“The trouble isn’t simply that we subjugate our non-work lives to work, but that we subjugate the present to the future – which, as you might have noticed, never arrives. In seeking to spend life as productively as we can, we bring upon ourselves the ultimate ironic punishment: we miss it.”
“Fiction is one of the few experiences where loneliness can be both confronted and relieved. Drugs, movies where stuff blows up, loud parties — all these chase away loneliness by making me forget my name’s Dave and I live in a one-by-one box of bone no other party can penetrate or know. Fiction, poetry, music, really deep serious sex, and, in various ways, religion — these are the places (for me) where loneliness is countenanced, stared down, transfigured, treated.”

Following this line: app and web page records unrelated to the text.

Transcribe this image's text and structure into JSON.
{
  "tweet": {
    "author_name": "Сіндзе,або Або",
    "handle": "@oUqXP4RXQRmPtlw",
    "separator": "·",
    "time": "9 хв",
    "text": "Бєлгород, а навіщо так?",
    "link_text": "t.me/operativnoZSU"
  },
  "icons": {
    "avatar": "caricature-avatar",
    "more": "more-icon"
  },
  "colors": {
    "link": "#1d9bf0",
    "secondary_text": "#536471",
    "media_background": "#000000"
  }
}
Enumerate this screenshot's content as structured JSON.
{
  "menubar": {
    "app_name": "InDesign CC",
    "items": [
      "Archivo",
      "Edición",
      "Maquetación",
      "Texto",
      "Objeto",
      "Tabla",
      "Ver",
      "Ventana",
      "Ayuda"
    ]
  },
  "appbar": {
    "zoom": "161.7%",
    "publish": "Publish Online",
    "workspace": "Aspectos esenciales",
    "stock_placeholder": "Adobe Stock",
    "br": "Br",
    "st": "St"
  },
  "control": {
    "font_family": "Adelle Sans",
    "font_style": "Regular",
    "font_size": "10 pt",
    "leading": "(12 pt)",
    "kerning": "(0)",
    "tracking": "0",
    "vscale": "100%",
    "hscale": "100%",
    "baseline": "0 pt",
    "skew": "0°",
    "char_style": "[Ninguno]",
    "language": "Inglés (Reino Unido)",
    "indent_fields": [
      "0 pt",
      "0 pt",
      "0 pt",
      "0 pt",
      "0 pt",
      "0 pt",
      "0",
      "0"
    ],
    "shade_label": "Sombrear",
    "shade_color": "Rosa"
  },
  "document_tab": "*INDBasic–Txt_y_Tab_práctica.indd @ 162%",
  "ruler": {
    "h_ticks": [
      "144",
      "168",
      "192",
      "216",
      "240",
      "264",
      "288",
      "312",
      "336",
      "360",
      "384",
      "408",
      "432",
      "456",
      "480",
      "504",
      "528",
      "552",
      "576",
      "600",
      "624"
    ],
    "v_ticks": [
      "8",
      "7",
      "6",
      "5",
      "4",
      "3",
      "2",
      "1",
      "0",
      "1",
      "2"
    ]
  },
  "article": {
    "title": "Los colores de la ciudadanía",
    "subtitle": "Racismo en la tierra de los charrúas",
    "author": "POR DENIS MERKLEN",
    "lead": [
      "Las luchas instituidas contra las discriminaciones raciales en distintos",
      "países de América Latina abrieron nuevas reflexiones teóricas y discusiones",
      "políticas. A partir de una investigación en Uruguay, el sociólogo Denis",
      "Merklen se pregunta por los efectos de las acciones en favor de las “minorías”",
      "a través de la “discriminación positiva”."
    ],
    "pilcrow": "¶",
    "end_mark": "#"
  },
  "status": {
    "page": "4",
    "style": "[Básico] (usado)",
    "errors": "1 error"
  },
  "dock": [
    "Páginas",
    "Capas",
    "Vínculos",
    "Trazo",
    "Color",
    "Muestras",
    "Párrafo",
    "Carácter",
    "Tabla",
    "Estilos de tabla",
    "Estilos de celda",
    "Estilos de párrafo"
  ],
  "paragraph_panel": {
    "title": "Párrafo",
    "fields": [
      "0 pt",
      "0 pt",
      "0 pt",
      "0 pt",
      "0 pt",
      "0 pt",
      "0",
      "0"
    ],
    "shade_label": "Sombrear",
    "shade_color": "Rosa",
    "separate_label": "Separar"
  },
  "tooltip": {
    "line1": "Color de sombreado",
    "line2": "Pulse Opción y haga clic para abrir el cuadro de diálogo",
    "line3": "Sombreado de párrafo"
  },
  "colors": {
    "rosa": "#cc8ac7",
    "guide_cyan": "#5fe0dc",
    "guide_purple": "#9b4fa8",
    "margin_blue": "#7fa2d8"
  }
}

David Foster Wallace on Loneliness: I often like being alone – but I don’t like being lonely
“One of the biggest lessons is given a challenging situation — kids who want pizza — we all tend to default to what we should do instead of asking what we could do. My colleagues and I did an experiment in which I gave participants difficult ethical challenges where there seemed to be no good choice. I then asked participants either “What should you do?” or “What could you do?” We found that the “could” group were able to generate more creative solutions. Approaching problems with a “should” mindset gets us stuck on the trade-off the choice entails and narrows our thinking on one answer, the one that seems most obvious. But when we think in terms of “could,” we stay open-minded and the trade-offs involved inspire us to come up with creative solutions.”
“I have to say”, Professor Howard Frumkin—one of the leading experts on this subject in the world—told me later, “that if we had medication for which preliminary results showed such efficacy, we would be all over researching that medication… Here is a treatment that has very few side effects, is not expensive, doesn’t require a trained or licensed professional to prescribe it, and has pretty good evidence of efficacy so far”. But the research is very hard to find funding for, he said, because “a lot of the shape of modern biomedical research has been defined by the pharmaceutical industry,” and they’re not interested because “it’s very hard to commercialise nature contact.” You can’t sell it so they don’t want to know.
From Lost Connections by Johann Hari
When I hear ‘antidepressant’ I immediately think of a pill. One of those many pills I’ve taken over many, many years.
But one of the best antidepressants I’ve found isn’t chemical, it’s simply spending time in nature. Part of this I believe is that nature makes me feel like my problems are pretty trivial when you put them into a larger perspective: I’m a small thing in a large, complex world part of an even larger universe.
One of the many things I love about my Toastmasters club is hearing stories from fellow Toastmasters; seemingly ordinary people often with extraordinary life stories. Maurice grew up as a poor child in Sri Lanka. He worried about accumulating things as these would inevitably be stolen from him. So he spent his money accumulating knowledge through eduction. This allowed him to eventually migrate to Australia.
“I started to see depression and anxiety as like cover versions of the same song by different bands. Depression is a cover version by a downbeat emo band, and anxiety is a cover version by a screaming heavy metal group, but the underlying sheet music is the same. They’re not identical, but they are twinned.”
Johann Hari in his new mind-changing book Lost Connections